*** Begin section ***

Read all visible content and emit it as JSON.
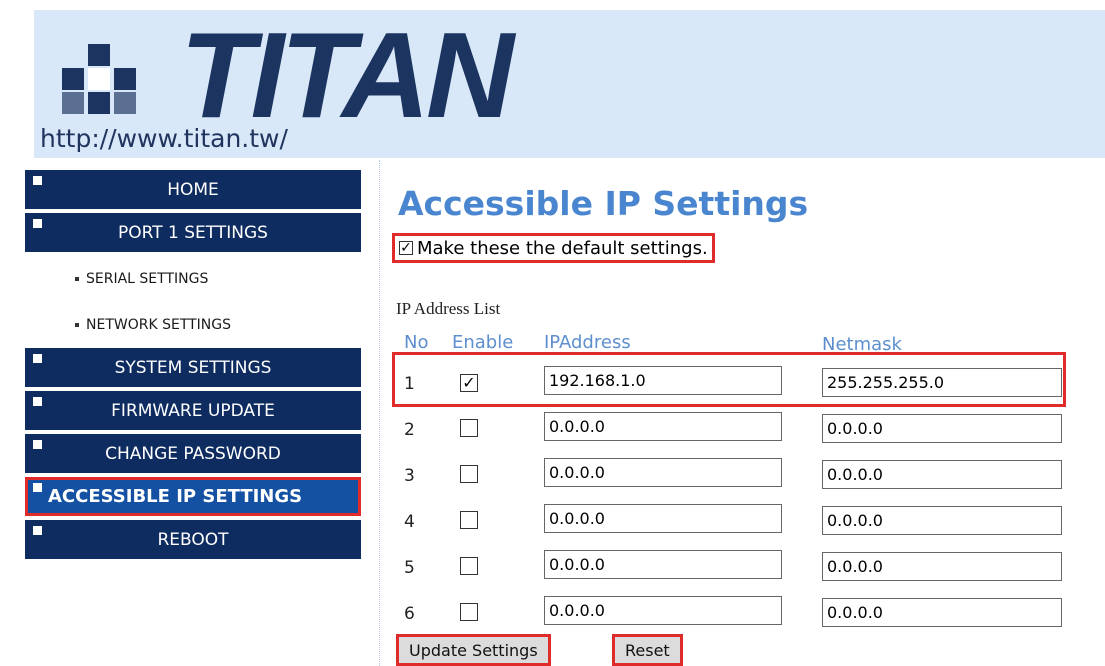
{
  "brand": {
    "logo_text": "TITAN",
    "url_text": "http://www.titan.tw/"
  },
  "sidebar": {
    "items": [
      {
        "label": "HOME"
      },
      {
        "label": "PORT 1 SETTINGS"
      },
      {
        "label": "SYSTEM SETTINGS"
      },
      {
        "label": "FIRMWARE UPDATE"
      },
      {
        "label": "CHANGE PASSWORD"
      },
      {
        "label": "ACCESSIBLE IP SETTINGS",
        "active": true
      },
      {
        "label": "REBOOT"
      }
    ],
    "subitems": [
      {
        "label": "SERIAL SETTINGS"
      },
      {
        "label": "NETWORK SETTINGS"
      }
    ]
  },
  "main": {
    "title": "Accessible IP Settings",
    "default_checkbox": {
      "label": "Make these the default settings.",
      "checked": true
    },
    "list_title": "IP Address List",
    "columns": {
      "no": "No",
      "enable": "Enable",
      "ip": "IPAddress",
      "netmask": "Netmask"
    },
    "rows": [
      {
        "no": "1",
        "enabled": true,
        "ip": "192.168.1.0",
        "netmask": "255.255.255.0"
      },
      {
        "no": "2",
        "enabled": false,
        "ip": "0.0.0.0",
        "netmask": "0.0.0.0"
      },
      {
        "no": "3",
        "enabled": false,
        "ip": "0.0.0.0",
        "netmask": "0.0.0.0"
      },
      {
        "no": "4",
        "enabled": false,
        "ip": "0.0.0.0",
        "netmask": "0.0.0.0"
      },
      {
        "no": "5",
        "enabled": false,
        "ip": "0.0.0.0",
        "netmask": "0.0.0.0"
      },
      {
        "no": "6",
        "enabled": false,
        "ip": "0.0.0.0",
        "netmask": "0.0.0.0"
      }
    ],
    "buttons": {
      "update": "Update Settings",
      "reset": "Reset"
    }
  },
  "colors": {
    "nav_bg": "#0e2c60",
    "nav_active_bg": "#1451a3",
    "highlight": "#e02b2b",
    "title": "#4a86cf",
    "header_bg": "#d8e8f8"
  }
}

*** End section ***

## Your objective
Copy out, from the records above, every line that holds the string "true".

## Result of this task
        "active": true
      "checked": true
        "enabled": true,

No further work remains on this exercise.